After the Civil War Smalls used the money that the U.S. government awarded to him for the capture of the Planter to purchase the house in Beaufort that had belonged to his former owner. Not only did Smalls and his family reside there, but Smalls allowed Jane McKee, the widowed wife of his former owner, to live in the house until her death. Smalls later went into politics and served in the South Carolina House of Representatives and Senate and the U.S. House of Representatives. His most noteworthy political service came at the 1895 South Carolina constitutional convention, where the re-emerged white supremacists sought to undo the civil rights that had been established during Reconstruction. In an impassioned speech against the proposed South Carolina constitution, Smalls gave a stinging reproach to the ex-Confederates who were laying the foundation for Jim Crow when he stated, “I fought in seventeen battles to make glorious and perpetuate the flag that some of you trampled under your feet.” Although Smalls was unsuccessful in blocking passage of the new South Carolina constitution, it has been said that he showed as much courage in opposing that constitution as he did during his escape on the Planter.

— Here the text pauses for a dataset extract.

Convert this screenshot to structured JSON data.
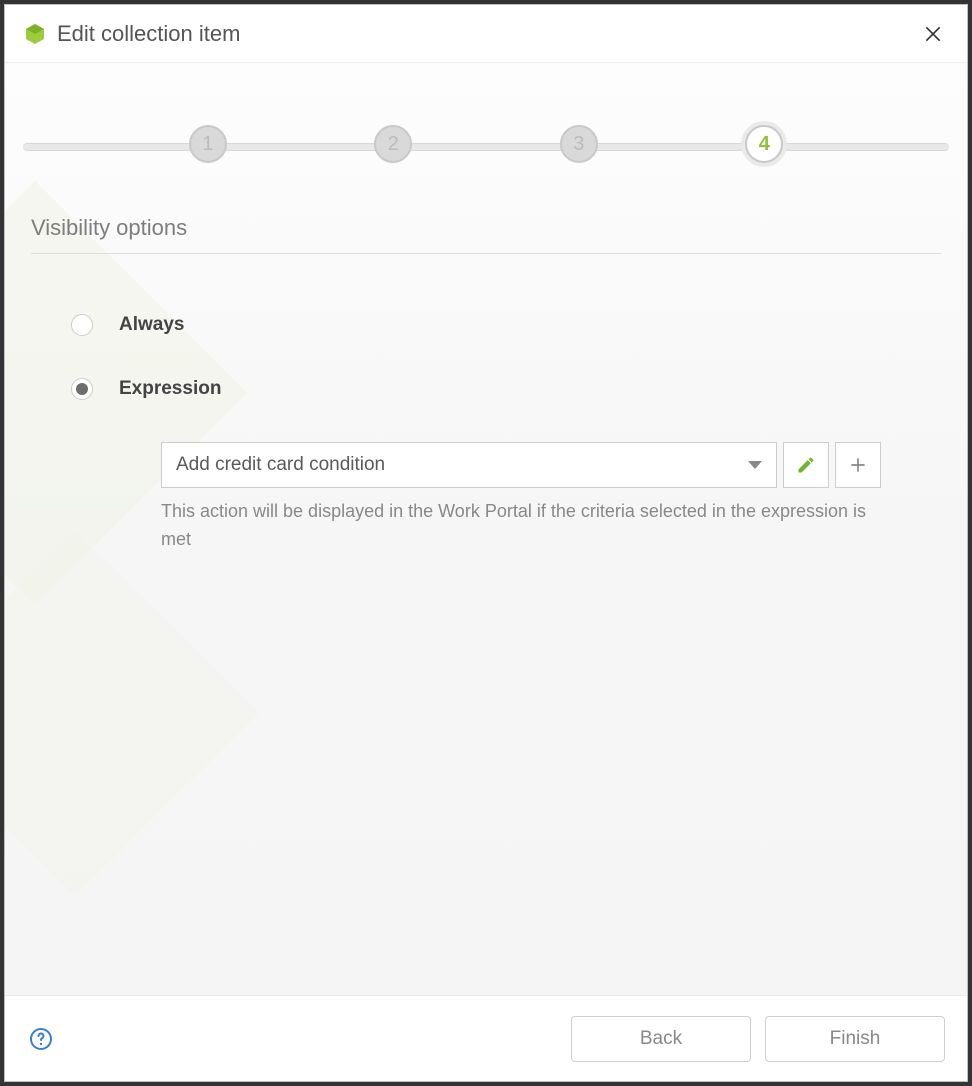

Robert Smalls died on February 22, 1915 in the house behind which he had been born into slavery, the house in which he had worked as a slave, which he came to own as a free man, and which now is on the National Register of Historic Places. Another legacy of Robert Smalls is the first U.S. Army ship named after an African-American. This ship was launched in 2004, and in light of the time that Smalls spent on a boat that was used to transport supplies in Charleston harbor, it is fitting that the U.S. Army vessel that bears Smalls’ name is used for transport of cargo and vehicles. Robert Smalls lived a life that allowed him to say with absolute conviction, “My race needs no special defense for the past history of them and this country. It proves them to be equal of any people anywhere.”

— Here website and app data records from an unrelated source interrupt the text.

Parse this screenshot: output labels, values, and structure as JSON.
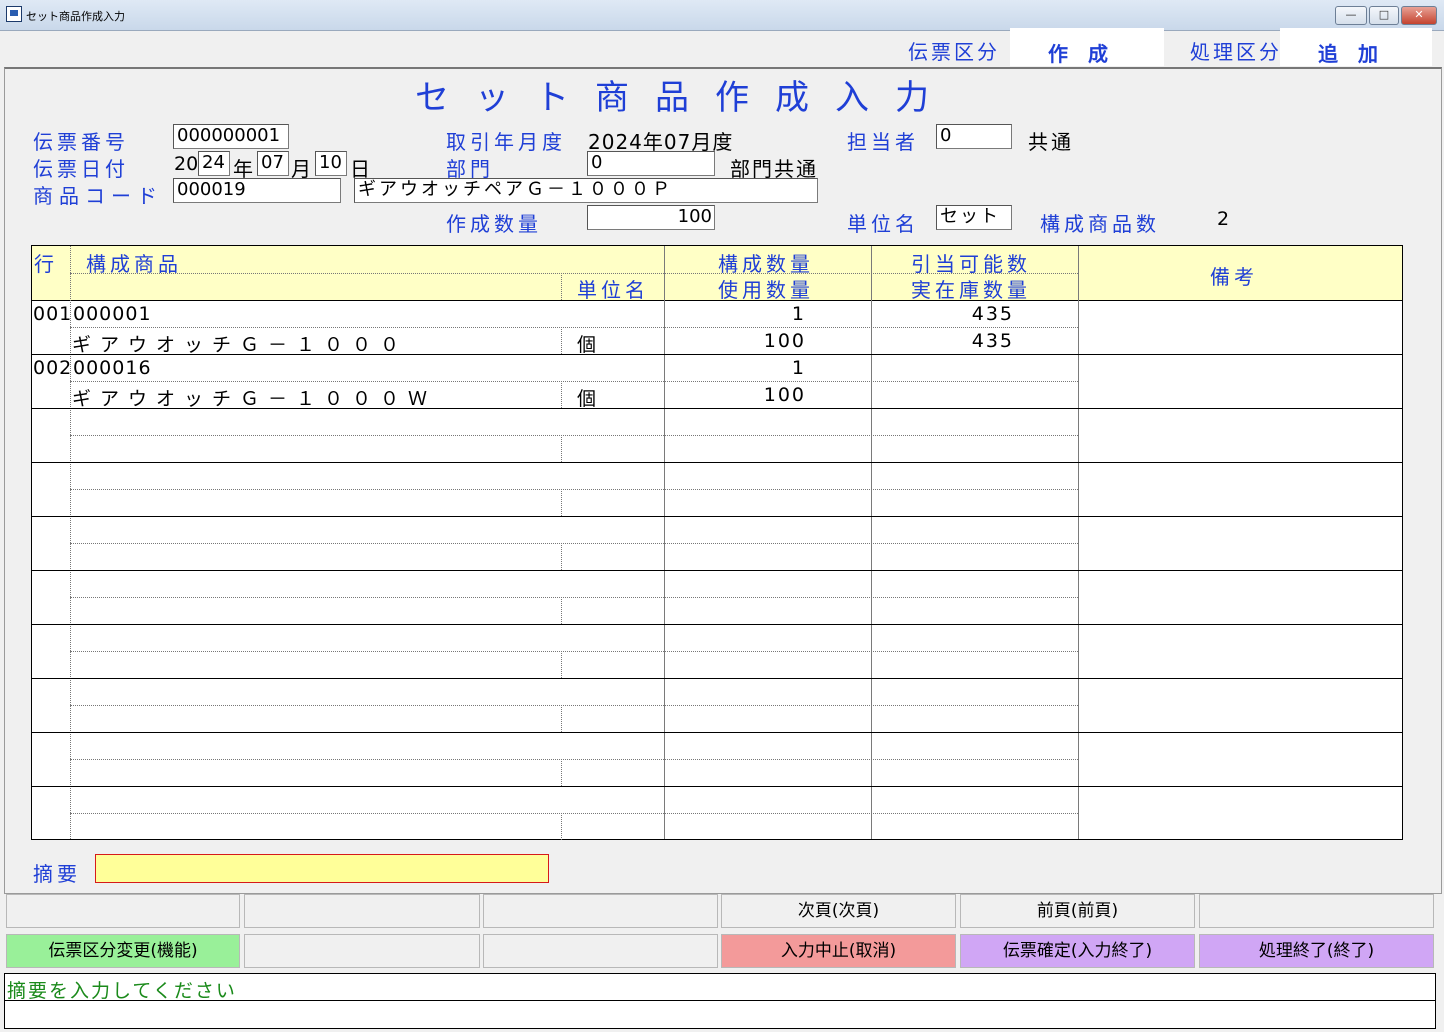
{
  "window": {
    "title": "セット商品作成入力"
  },
  "header": {
    "slip_type_label": "伝票区分",
    "slip_type_value": "作　成",
    "proc_type_label": "処理区分",
    "proc_type_value": "追　加"
  },
  "page_title": "セット商品作成入力",
  "form": {
    "slip_no_label": "伝票番号",
    "slip_no": "000000001",
    "slip_date_label": "伝票日付",
    "year_prefix": "20",
    "year": "24",
    "year_suffix": "年",
    "month": "07",
    "month_suffix": "月",
    "day": "10",
    "day_suffix": "日",
    "product_code_label": "商品コード",
    "product_code": "000019",
    "product_name": "ギアウオッチペアＧ－１０００Ｐ",
    "trade_month_label": "取引年月度",
    "trade_month": "2024年07月度",
    "dept_label": "部門",
    "dept_code": "0",
    "dept_name": "部門共通",
    "qty_label": "作成数量",
    "qty": "100",
    "staff_label": "担当者",
    "staff_code": "0",
    "staff_name": "共通",
    "unit_label": "単位名",
    "unit": "セット",
    "components_label": "構成商品数",
    "components_count": "2"
  },
  "grid": {
    "headers": {
      "row": "行",
      "component": "構成商品",
      "unit": "単位名",
      "comp_qty": "構成数量",
      "use_qty": "使用数量",
      "alloc": "引当可能数",
      "stock": "実在庫数量",
      "remarks": "備考"
    },
    "rows": [
      {
        "no": "001",
        "code": "000001",
        "name": "ギアウオッチＧ－１０００",
        "unit": "個",
        "comp_qty": "1",
        "use_qty": "100",
        "alloc": "435",
        "stock": "435"
      },
      {
        "no": "002",
        "code": "000016",
        "name": "ギアウオッチＧ－１０００Ｗ",
        "unit": "個",
        "comp_qty": "1",
        "use_qty": "100",
        "alloc": "",
        "stock": ""
      }
    ]
  },
  "summary": {
    "label": "摘要",
    "value": ""
  },
  "buttons": {
    "row1": [
      "",
      "",
      "",
      "次頁(次頁)",
      "前頁(前頁)",
      ""
    ],
    "row2": [
      "伝票区分変更(機能)",
      "",
      "",
      "入力中止(取消)",
      "伝票確定(入力終了)",
      "処理終了(終了)"
    ]
  },
  "colors": {
    "green": "#99f099",
    "red": "#f39a9a",
    "purple": "#d0a6f5",
    "yellow": "#ffff99",
    "label_blue": "#1f3fd6"
  },
  "status": {
    "message": "摘要を入力してください"
  }
}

There are many inspirational stories in the Civil War, in fact probably more than are known, because in all likelihood some inspirational Civil War stories tragically were not recorded. Fortunately, the story of Robert Smalls was recorded, because his story is inspiring not only from the standpoint of slavery, but also from the perspective of a person taking matters into his own hands and doing whatever he can to reach his goal no matter the risk. Robert Smalls did not simply buy a ticket on his ship to freedom. Robert Smalls, both figuratively and literally, was the captain of the ship to his freedom. Good things come to those who wait? This is not an axiom to which Robert Smalls adhered. Robert Smalls lived by the axiom that God helps those who help themselves.